Night fell, they met, the man from wilderness gave him water and dry dates. Ishmael narrated his story, his story of the quest for Zanit. Now, the problem with men from wilderness is that they have all the answers but somehow the wilderness does not allow him to give away something without checking the intensity and the passion of the seeker. The wilderness purges out their emotions, sympathies and pity, in the end, the man himself becomes the image of the wilderness. It seldom matters whether if the other person took a poet seriously, it hardly matters if they are the only two people sitting by the fire in the midst of the desert and it never matters that both of them are easy preys for the giant hunger of the night-time desert.
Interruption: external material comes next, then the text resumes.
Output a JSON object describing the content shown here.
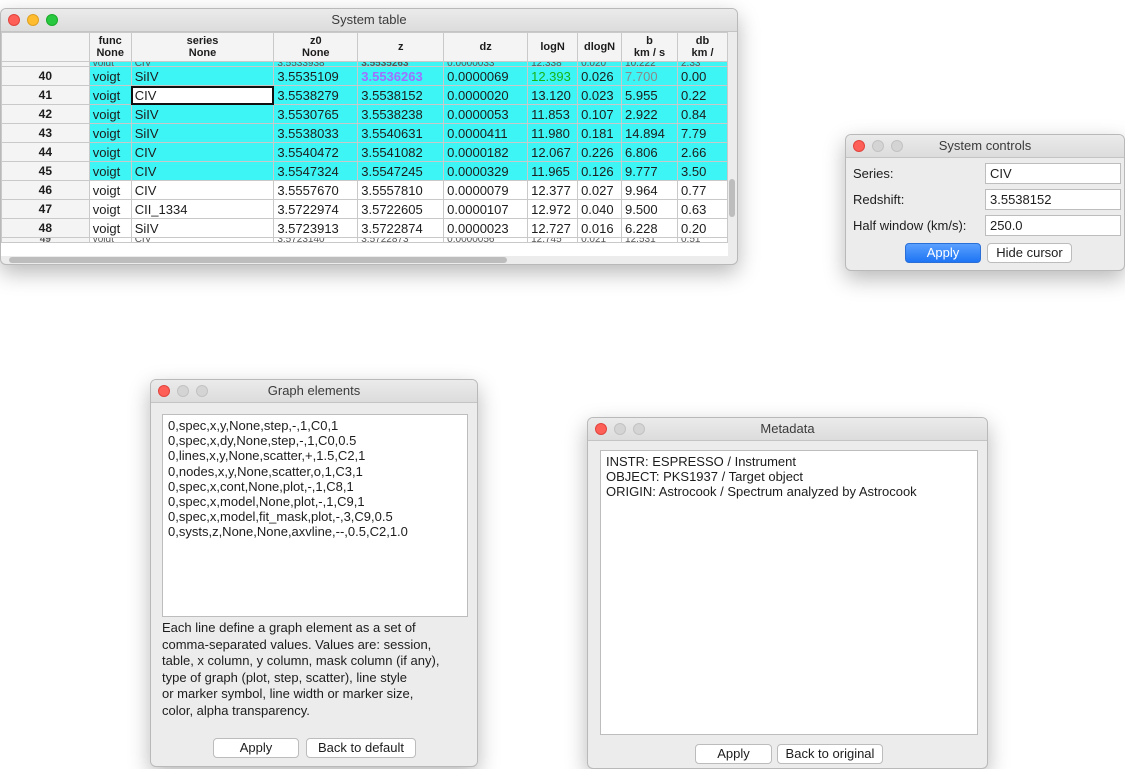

The man from wilderness promised him that he would reveal Zanit to him if he does what he orders. Ishmael was ready for anything. Thus, he was ordered to write his name in the sand; two hands of width and three hands deep. The man also warned him about two things—firstly, he would write and move with the flow of the Urdu alphabets without ever looking back, secondly, he would not straighten up his head at any cost and break his concentration. Ishmael agreed to both of the clauses. Ishmael started writing, the sand felt cold and soft. The work became more and more stressful because of the giant area he had to cover. By the time he finished the work, the Sun was young on the horizon. Ishmael went up to a dune to observe his work. To his horror he saw the last alphabet fading out with the falling sand from its edges and sides, the rest was gone. There was no sign of the man from wilderness, not the date’s remains, the water casket, the ashes—nothing was there to prove the uncanny encounter of the previous night. The shock and the horror left a ghastly expression on his face. Suddenly his face contorted, eyes glazed and he broke into an uncontrollable fit of laughter. Tears rolled out his eyes. Ishmael found it, he found Zanit. Ishmael had found out that Zanit is when you write a line so powerful, that the crudest desert is bound to remember it, by branding it with the sheer thrust of magnitude of creation. So that the desert remembers a name; even when Time erases it from the world.

This happened a long time ago but if you visit the town today, then you will find two statues in front of the town-hall. The two dead poets had a common habit, they never signed their names under their poems. One is Ishmael, the other, is the poet from the wilderness.

1 comment:

RBC said...

A well crafted fable. I absolutely love your construction of poetic inspiration and the whole business of the journey into the desert. The desert as audience is a good touch too.
One or two slight slip-ups with language though. the last line of the second last para is a little overdone.